> WHAT YOU NEED TO DO
What you give back must match the records below exactly, apart from the pictures, which are omitted.

> PROVIDED RECORDS
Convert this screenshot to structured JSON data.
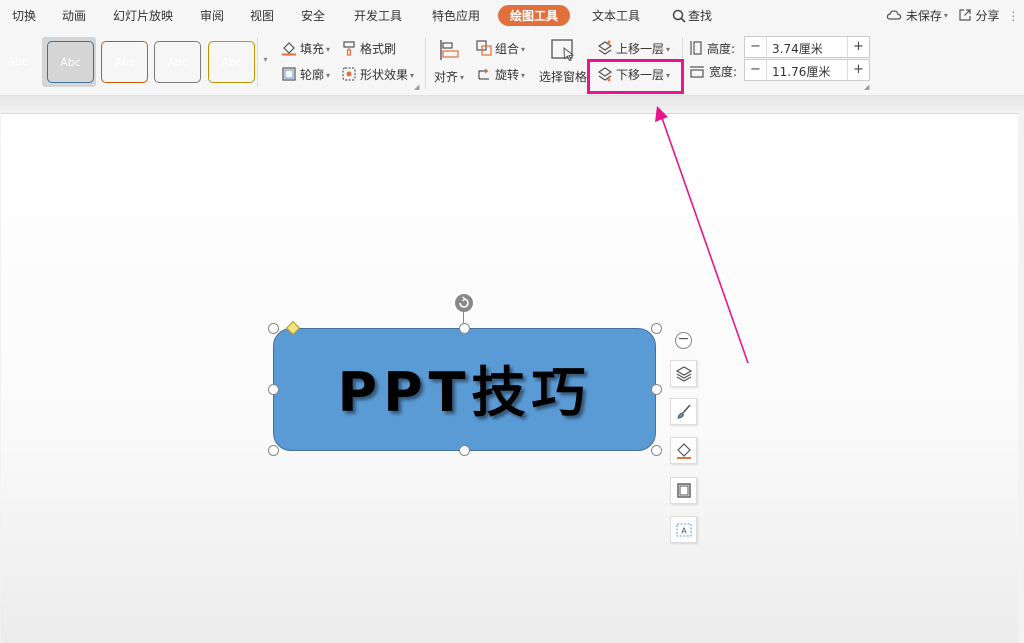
{
  "menu": {
    "tabs": [
      {
        "label": "切换"
      },
      {
        "label": "动画"
      },
      {
        "label": "幻灯片放映"
      },
      {
        "label": "审阅"
      },
      {
        "label": "视图"
      },
      {
        "label": "安全"
      },
      {
        "label": "开发工具"
      },
      {
        "label": "特色应用"
      },
      {
        "label": "绘图工具",
        "active": true
      },
      {
        "label": "文本工具"
      }
    ],
    "search_label": "查找",
    "unsaved_label": "未保存",
    "share_label": "分享"
  },
  "ribbon": {
    "styles": [
      {
        "label": "Abc",
        "color": "#000000"
      },
      {
        "label": "Abc",
        "color": "#5b9bd5"
      },
      {
        "label": "Abc",
        "color": "#ed7d31"
      },
      {
        "label": "Abc",
        "color": "#a5a5a5"
      },
      {
        "label": "Abc",
        "color": "#ffc000"
      }
    ],
    "fill_label": "填充",
    "format_painter_label": "格式刷",
    "outline_label": "轮廓",
    "shape_effect_label": "形状效果",
    "align_label": "对齐",
    "group_label": "组合",
    "rotate_label": "旋转",
    "selection_pane_label": "选择窗格",
    "bring_forward_label": "上移一层",
    "send_backward_label": "下移一层",
    "height_label": "高度:",
    "height_value": "3.74厘米",
    "width_label": "宽度:",
    "width_value": "11.76厘米",
    "minus_symbol": "−",
    "plus_symbol": "+"
  },
  "slide": {
    "shape_text": "PPT技巧",
    "shape_fill": "#5b9bd5",
    "collapse_symbol": "−"
  },
  "colors": {
    "accent": "#e0703d",
    "highlight": "#e8168e"
  }
}
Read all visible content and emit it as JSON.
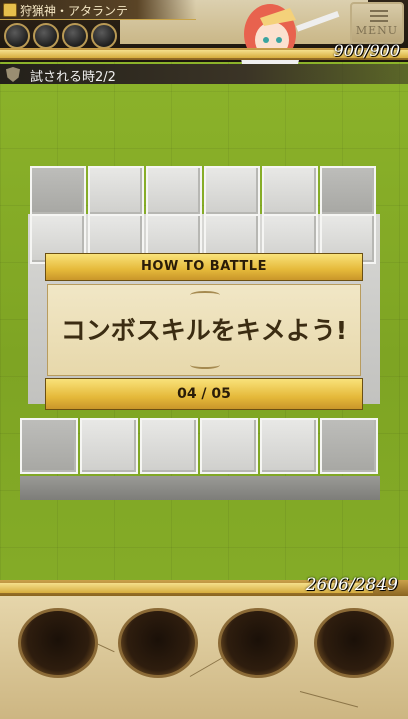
{
  "header": {
    "boss_name": "狩猟神・アタランテ",
    "menu_label": "MENU",
    "enemy_hp_text": "900/900",
    "enemy_hp_fraction": 1.0,
    "orb_slots": 4
  },
  "trial": {
    "label": "試される時2/2"
  },
  "dialog": {
    "header": "HOW TO BATTLE",
    "message": "コンボスキルをキメよう!",
    "page": "04 / 05"
  },
  "player": {
    "hp_text": "2606/2849",
    "hp_fraction": 0.915
  },
  "skill_slots": 4,
  "colors": {
    "grass": "#8fb62c",
    "gold": "#e5b93a",
    "parchment": "#f1e7c6",
    "tile": "#e8e8e6"
  },
  "icons": [
    "crown-icon",
    "shield-icon",
    "menu-icon"
  ]
}
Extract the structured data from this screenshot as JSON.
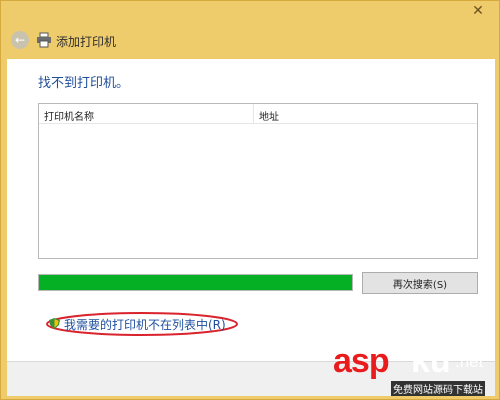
{
  "window": {
    "title": "添加打印机",
    "close_label": "✕",
    "back_label": "←"
  },
  "main": {
    "message": "找不到打印机。",
    "list": {
      "columns": [
        "打印机名称",
        "地址"
      ],
      "rows": []
    },
    "progress_percent": 100,
    "search_again_label": "再次搜索(S)",
    "not_listed_label": "我需要的打印机不在列表中(R)"
  },
  "colors": {
    "frame": "#eecb6b",
    "progress": "#06b025",
    "link": "#1e4f9e",
    "highlight": "#d9232d"
  },
  "watermark": {
    "asp": "asp",
    "ku": "ku",
    "net": ".net",
    "sub": "免费网站源码下载站"
  }
}
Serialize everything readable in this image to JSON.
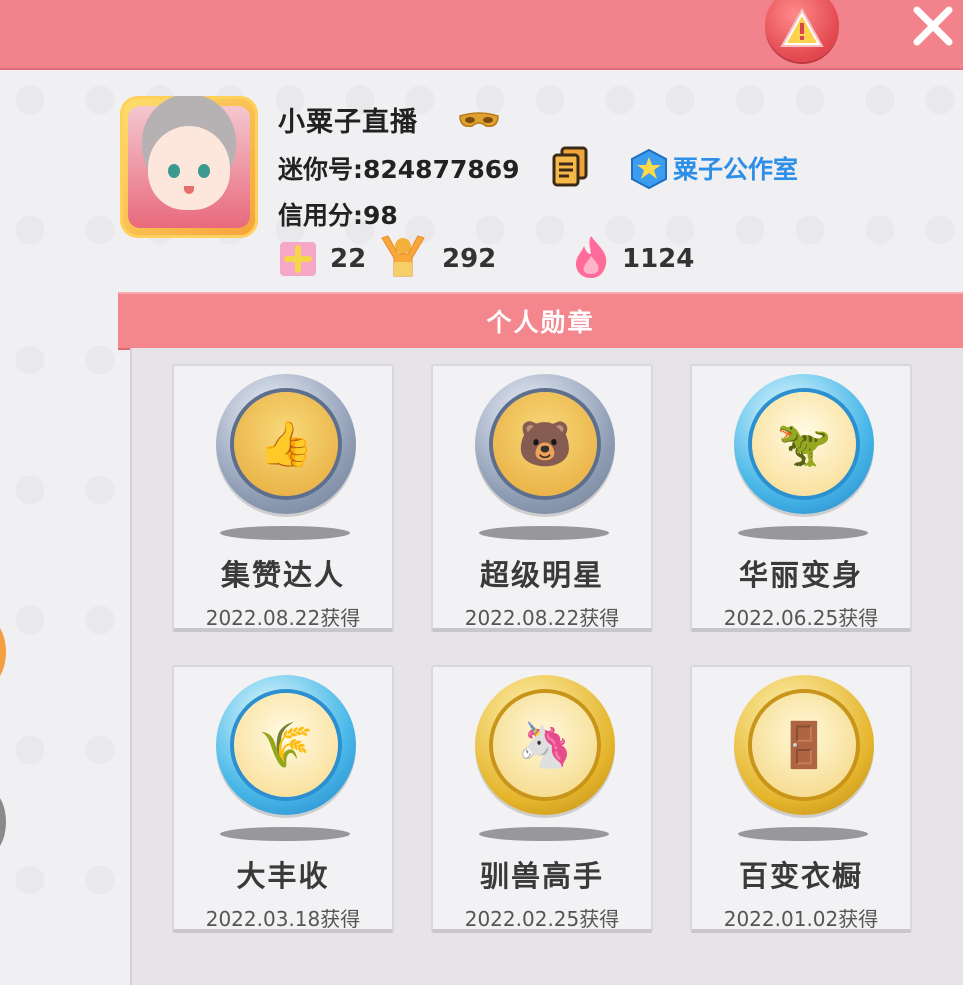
{
  "header": {
    "warning_icon": "warning-triangle-icon",
    "close_icon": "close-x-icon",
    "accent_color": "#f2838c"
  },
  "profile": {
    "name": "小粟子直播",
    "mini_id_label": "迷你号:824877869",
    "studio_name": "粟子公作室",
    "credit_label": "信用分:98",
    "stats": {
      "likes": "22",
      "fans": "292",
      "popularity": "1124"
    }
  },
  "medals": {
    "title": "个人勋章",
    "items": [
      {
        "name": "集赞达人",
        "date": "2022.08.22获得",
        "tier": "silver",
        "icon": "thumbs-up-icon"
      },
      {
        "name": "超级明星",
        "date": "2022.08.22获得",
        "tier": "silver",
        "icon": "star-bear-icon"
      },
      {
        "name": "华丽变身",
        "date": "2022.06.25获得",
        "tier": "crystal",
        "icon": "dino-costume-icon"
      },
      {
        "name": "大丰收",
        "date": "2022.03.18获得",
        "tier": "crystal",
        "icon": "harvest-icon"
      },
      {
        "name": "驯兽高手",
        "date": "2022.02.25获得",
        "tier": "gold",
        "icon": "unicorn-rider-icon"
      },
      {
        "name": "百变衣橱",
        "date": "2022.01.02获得",
        "tier": "gold",
        "icon": "wardrobe-icon"
      }
    ]
  }
}
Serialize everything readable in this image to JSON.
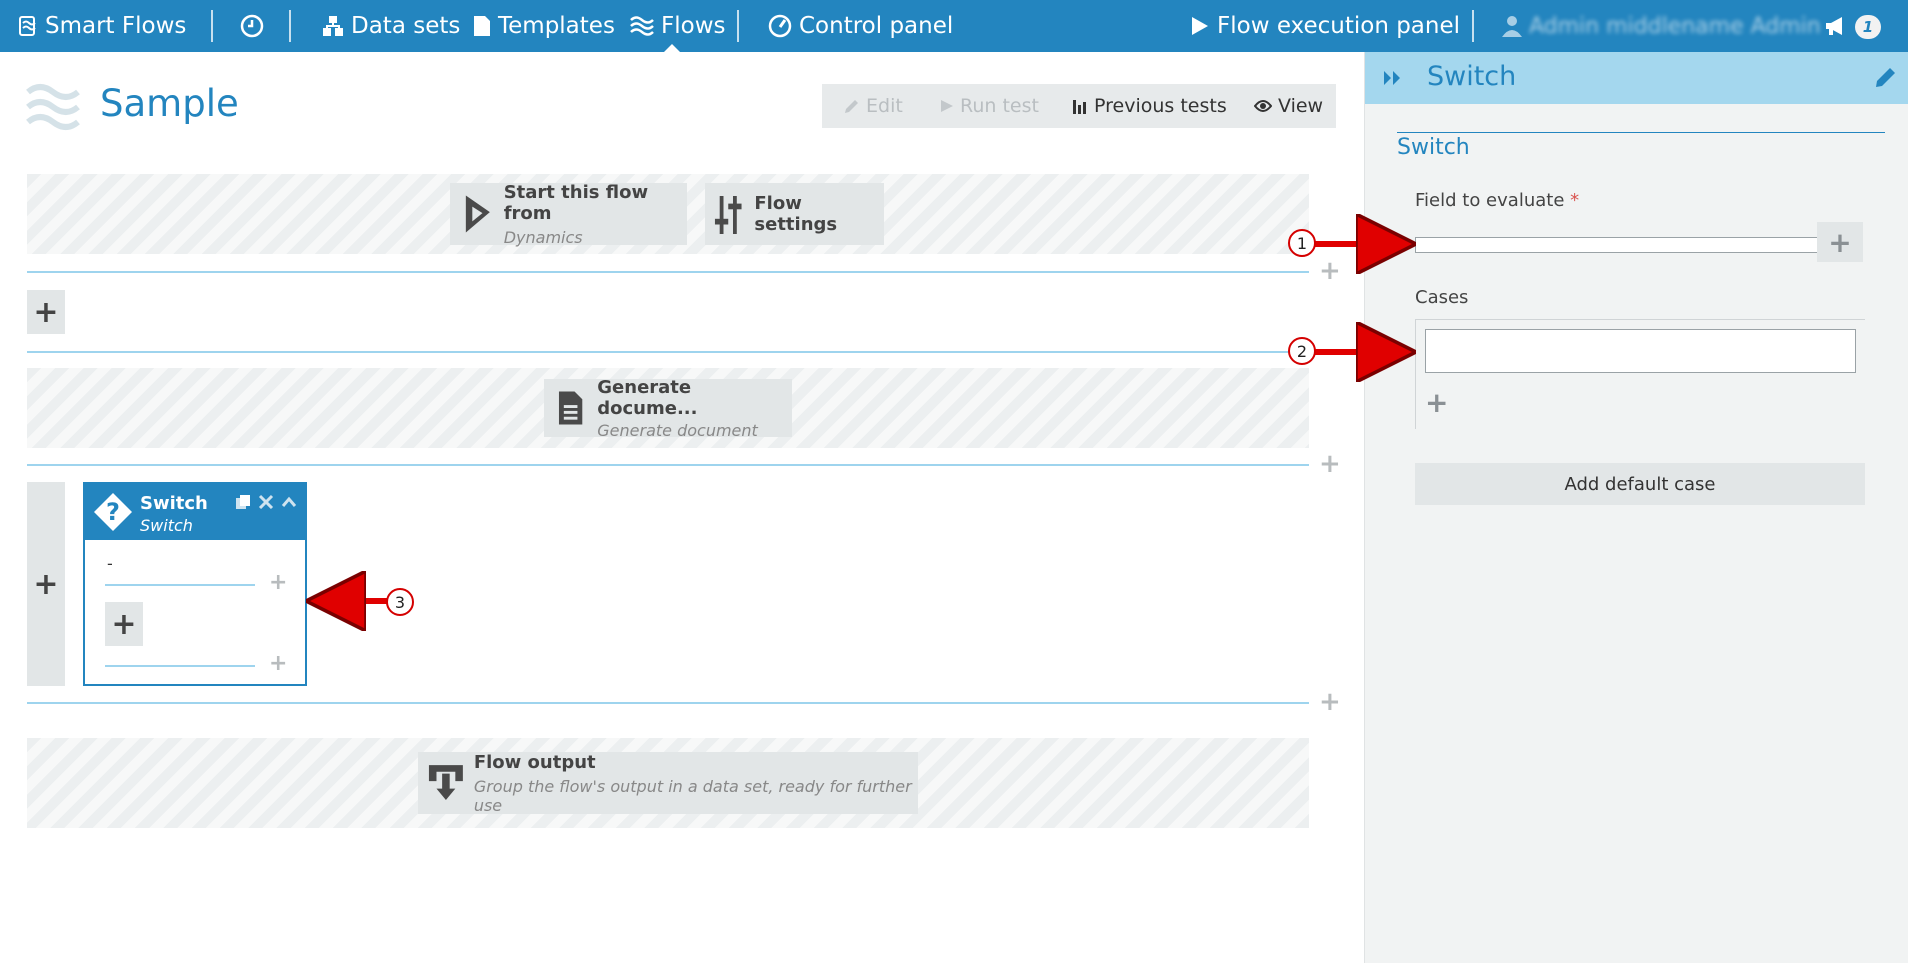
{
  "topbar": {
    "brand": "Smart Flows",
    "history_icon": "clock-icon",
    "nav": [
      {
        "label": "Data sets",
        "icon": "sitemap-icon"
      },
      {
        "label": "Templates",
        "icon": "document-icon"
      },
      {
        "label": "Flows",
        "icon": "waves-icon",
        "active": true
      },
      {
        "label": "Control panel",
        "icon": "gauge-icon"
      }
    ],
    "execution_panel": "Flow execution panel",
    "user": "Admin middlename Admin",
    "notifications_count": "1"
  },
  "page": {
    "title": "Sample",
    "toolbar": {
      "edit": "Edit",
      "run_test": "Run test",
      "previous_tests": "Previous tests",
      "view": "View"
    }
  },
  "flow": {
    "start": {
      "title": "Start this flow from",
      "subtitle": "Dynamics"
    },
    "settings": {
      "title": "Flow settings"
    },
    "generate": {
      "title": "Generate docume...",
      "subtitle": "Generate document"
    },
    "switch": {
      "title": "Switch",
      "subtitle": "Switch",
      "case_value": "-"
    },
    "output": {
      "title": "Flow output",
      "subtitle": "Group the flow's output in a data set, ready for further use"
    }
  },
  "panel": {
    "header_title": "Switch",
    "section_title": "Switch",
    "field_label": "Field to evaluate",
    "required_mark": "*",
    "field_value": "",
    "cases_label": "Cases",
    "case_value": "",
    "default_case_button": "Add default case"
  },
  "annotations": [
    "1",
    "2",
    "3"
  ],
  "colors": {
    "brand_blue": "#2385bf",
    "panel_header": "#a4d7ee",
    "arrow_red": "#e00000"
  }
}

> ANSWER SPACE
Convert this screenshot to structured JSON data.
{
  "menu": {
    "tabs": [
      {
        "label": "切换"
      },
      {
        "label": "动画"
      },
      {
        "label": "幻灯片放映"
      },
      {
        "label": "审阅"
      },
      {
        "label": "视图"
      },
      {
        "label": "安全"
      },
      {
        "label": "开发工具"
      },
      {
        "label": "特色应用"
      },
      {
        "label": "绘图工具",
        "active": true
      },
      {
        "label": "文本工具"
      }
    ],
    "search_label": "查找",
    "unsaved_label": "未保存",
    "share_label": "分享"
  },
  "ribbon": {
    "styles": [
      {
        "label": "Abc",
        "color": "#000000"
      },
      {
        "label": "Abc",
        "color": "#5b9bd5"
      },
      {
        "label": "Abc",
        "color": "#ed7d31"
      },
      {
        "label": "Abc",
        "color": "#a5a5a5"
      },
      {
        "label": "Abc",
        "color": "#ffc000"
      }
    ],
    "fill_label": "填充",
    "format_painter_label": "格式刷",
    "outline_label": "轮廓",
    "shape_effect_label": "形状效果",
    "align_label": "对齐",
    "group_label": "组合",
    "rotate_label": "旋转",
    "selection_pane_label": "选择窗格",
    "bring_forward_label": "上移一层",
    "send_backward_label": "下移一层",
    "height_label": "高度:",
    "height_value": "3.74厘米",
    "width_label": "宽度:",
    "width_value": "11.76厘米",
    "minus_symbol": "−",
    "plus_symbol": "+"
  },
  "slide": {
    "shape_text": "PPT技巧",
    "shape_fill": "#5b9bd5",
    "collapse_symbol": "−"
  },
  "colors": {
    "accent": "#e0703d",
    "highlight": "#e8168e"
  }
}
Read all visible content and emit it as JSON.
{
  "header": {
    "boss_name": "狩猟神・アタランテ",
    "menu_label": "MENU",
    "enemy_hp_text": "900/900",
    "enemy_hp_fraction": 1.0,
    "orb_slots": 4
  },
  "trial": {
    "label": "試される時2/2"
  },
  "dialog": {
    "header": "HOW TO BATTLE",
    "message": "コンボスキルをキメよう!",
    "page": "04 / 05"
  },
  "player": {
    "hp_text": "2606/2849",
    "hp_fraction": 0.915
  },
  "skill_slots": 4,
  "colors": {
    "grass": "#8fb62c",
    "gold": "#e5b93a",
    "parchment": "#f1e7c6",
    "tile": "#e8e8e6"
  },
  "icons": [
    "crown-icon",
    "shield-icon",
    "menu-icon"
  ]
}
Extract the structured data from this screenshot as JSON.
{
  "window": {
    "title": "添加打印机",
    "close_label": "✕",
    "back_label": "←"
  },
  "main": {
    "message": "找不到打印机。",
    "list": {
      "columns": [
        "打印机名称",
        "地址"
      ],
      "rows": []
    },
    "progress_percent": 100,
    "search_again_label": "再次搜索(S)",
    "not_listed_label": "我需要的打印机不在列表中(R)"
  },
  "colors": {
    "frame": "#eecb6b",
    "progress": "#06b025",
    "link": "#1e4f9e",
    "highlight": "#d9232d"
  },
  "watermark": {
    "asp": "asp",
    "ku": "ku",
    "net": ".net",
    "sub": "免费网站源码下载站"
  }
}
Serialize everything readable in this image to JSON.
{
  "header": {
    "warning_icon": "warning-triangle-icon",
    "close_icon": "close-x-icon",
    "accent_color": "#f2838c"
  },
  "profile": {
    "name": "小粟子直播",
    "mini_id_label": "迷你号:824877869",
    "studio_name": "粟子公作室",
    "credit_label": "信用分:98",
    "stats": {
      "likes": "22",
      "fans": "292",
      "popularity": "1124"
    }
  },
  "medals": {
    "title": "个人勋章",
    "items": [
      {
        "name": "集赞达人",
        "date": "2022.08.22获得",
        "tier": "silver",
        "icon": "thumbs-up-icon"
      },
      {
        "name": "超级明星",
        "date": "2022.08.22获得",
        "tier": "silver",
        "icon": "star-bear-icon"
      },
      {
        "name": "华丽变身",
        "date": "2022.06.25获得",
        "tier": "crystal",
        "icon": "dino-costume-icon"
      },
      {
        "name": "大丰收",
        "date": "2022.03.18获得",
        "tier": "crystal",
        "icon": "harvest-icon"
      },
      {
        "name": "驯兽高手",
        "date": "2022.02.25获得",
        "tier": "gold",
        "icon": "unicorn-rider-icon"
      },
      {
        "name": "百变衣橱",
        "date": "2022.01.02获得",
        "tier": "gold",
        "icon": "wardrobe-icon"
      }
    ]
  }
}
Serialize everything readable in this image to JSON.
{
  "topbar": {
    "brand": "Smart Flows",
    "history_icon": "clock-icon",
    "nav": [
      {
        "label": "Data sets",
        "icon": "sitemap-icon"
      },
      {
        "label": "Templates",
        "icon": "document-icon"
      },
      {
        "label": "Flows",
        "icon": "waves-icon",
        "active": true
      },
      {
        "label": "Control panel",
        "icon": "gauge-icon"
      }
    ],
    "execution_panel": "Flow execution panel",
    "user": "Admin middlename Admin",
    "notifications_count": "1"
  },
  "page": {
    "title": "Sample",
    "toolbar": {
      "edit": "Edit",
      "run_test": "Run test",
      "previous_tests": "Previous tests",
      "view": "View"
    }
  },
  "flow": {
    "start": {
      "title": "Start this flow from",
      "subtitle": "Dynamics"
    },
    "settings": {
      "title": "Flow settings"
    },
    "generate": {
      "title": "Generate docume...",
      "subtitle": "Generate document"
    },
    "switch": {
      "title": "Switch",
      "subtitle": "Switch",
      "case_value": "-"
    },
    "output": {
      "title": "Flow output",
      "subtitle": "Group the flow's output in a data set, ready for further use"
    }
  },
  "panel": {
    "header_title": "Switch",
    "section_title": "Switch",
    "field_label": "Field to evaluate",
    "required_mark": "*",
    "field_value": "",
    "cases_label": "Cases",
    "case_value": "",
    "default_case_button": "Add default case"
  },
  "annotations": [
    "1",
    "2",
    "3"
  ],
  "colors": {
    "brand_blue": "#2385bf",
    "panel_header": "#a4d7ee",
    "arrow_red": "#e00000"
  }
}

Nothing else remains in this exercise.